A verbatim repeat of the records beneath this line is needed.

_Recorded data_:
┌──

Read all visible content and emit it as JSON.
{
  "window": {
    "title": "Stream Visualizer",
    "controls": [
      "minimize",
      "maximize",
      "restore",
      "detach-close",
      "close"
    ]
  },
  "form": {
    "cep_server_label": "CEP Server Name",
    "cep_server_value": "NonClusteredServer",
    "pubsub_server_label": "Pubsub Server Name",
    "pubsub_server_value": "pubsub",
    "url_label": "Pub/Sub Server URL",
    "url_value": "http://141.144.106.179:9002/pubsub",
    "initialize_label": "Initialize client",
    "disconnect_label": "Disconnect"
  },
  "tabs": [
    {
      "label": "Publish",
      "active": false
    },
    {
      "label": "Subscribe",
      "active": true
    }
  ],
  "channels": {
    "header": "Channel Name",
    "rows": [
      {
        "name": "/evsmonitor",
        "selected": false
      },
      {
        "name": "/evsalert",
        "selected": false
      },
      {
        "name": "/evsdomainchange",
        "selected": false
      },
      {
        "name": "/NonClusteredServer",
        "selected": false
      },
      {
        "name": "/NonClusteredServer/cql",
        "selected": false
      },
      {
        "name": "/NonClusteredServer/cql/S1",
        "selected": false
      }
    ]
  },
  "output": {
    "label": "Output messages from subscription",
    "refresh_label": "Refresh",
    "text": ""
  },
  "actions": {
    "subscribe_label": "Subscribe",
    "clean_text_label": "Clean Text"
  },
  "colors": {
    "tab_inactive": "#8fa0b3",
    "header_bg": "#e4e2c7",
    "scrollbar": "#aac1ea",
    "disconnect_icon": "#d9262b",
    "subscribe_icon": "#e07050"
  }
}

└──

_Answer to this task_:
Read all visible content and emit it as JSON.
{
  "window": {
    "title": "Stream Visualizer",
    "controls": [
      "minimize",
      "maximize",
      "restore",
      "detach-close",
      "close"
    ]
  },
  "form": {
    "cep_server_label": "CEP Server Name",
    "cep_server_value": "NonClusteredServer",
    "pubsub_server_label": "Pubsub Server Name",
    "pubsub_server_value": "pubsub",
    "url_label": "Pub/Sub Server URL",
    "url_value": "http://141.144.106.179:9002/pubsub",
    "initialize_label": "Initialize client",
    "disconnect_label": "Disconnect"
  },
  "tabs": [
    {
      "label": "Publish",
      "active": false
    },
    {
      "label": "Subscribe",
      "active": true
    }
  ],
  "channels": {
    "header": "Channel Name",
    "rows": [
      {
        "name": "/evsmonitor",
        "selected": false
      },
      {
        "name": "/evsalert",
        "selected": false
      },
      {
        "name": "/evsdomainchange",
        "selected": false
      },
      {
        "name": "/NonClusteredServer",
        "selected": false
      },
      {
        "name": "/NonClusteredServer/cql",
        "selected": false
      },
      {
        "name": "/NonClusteredServer/cql/S1",
        "selected": false
      }
    ]
  },
  "output": {
    "label": "Output messages from subscription",
    "refresh_label": "Refresh",
    "text": ""
  },
  "actions": {
    "subscribe_label": "Subscribe",
    "clean_text_label": "Clean Text"
  },
  "colors": {
    "tab_inactive": "#8fa0b3",
    "header_bg": "#e4e2c7",
    "scrollbar": "#aac1ea",
    "disconnect_icon": "#d9262b",
    "subscribe_icon": "#e07050"
  }
}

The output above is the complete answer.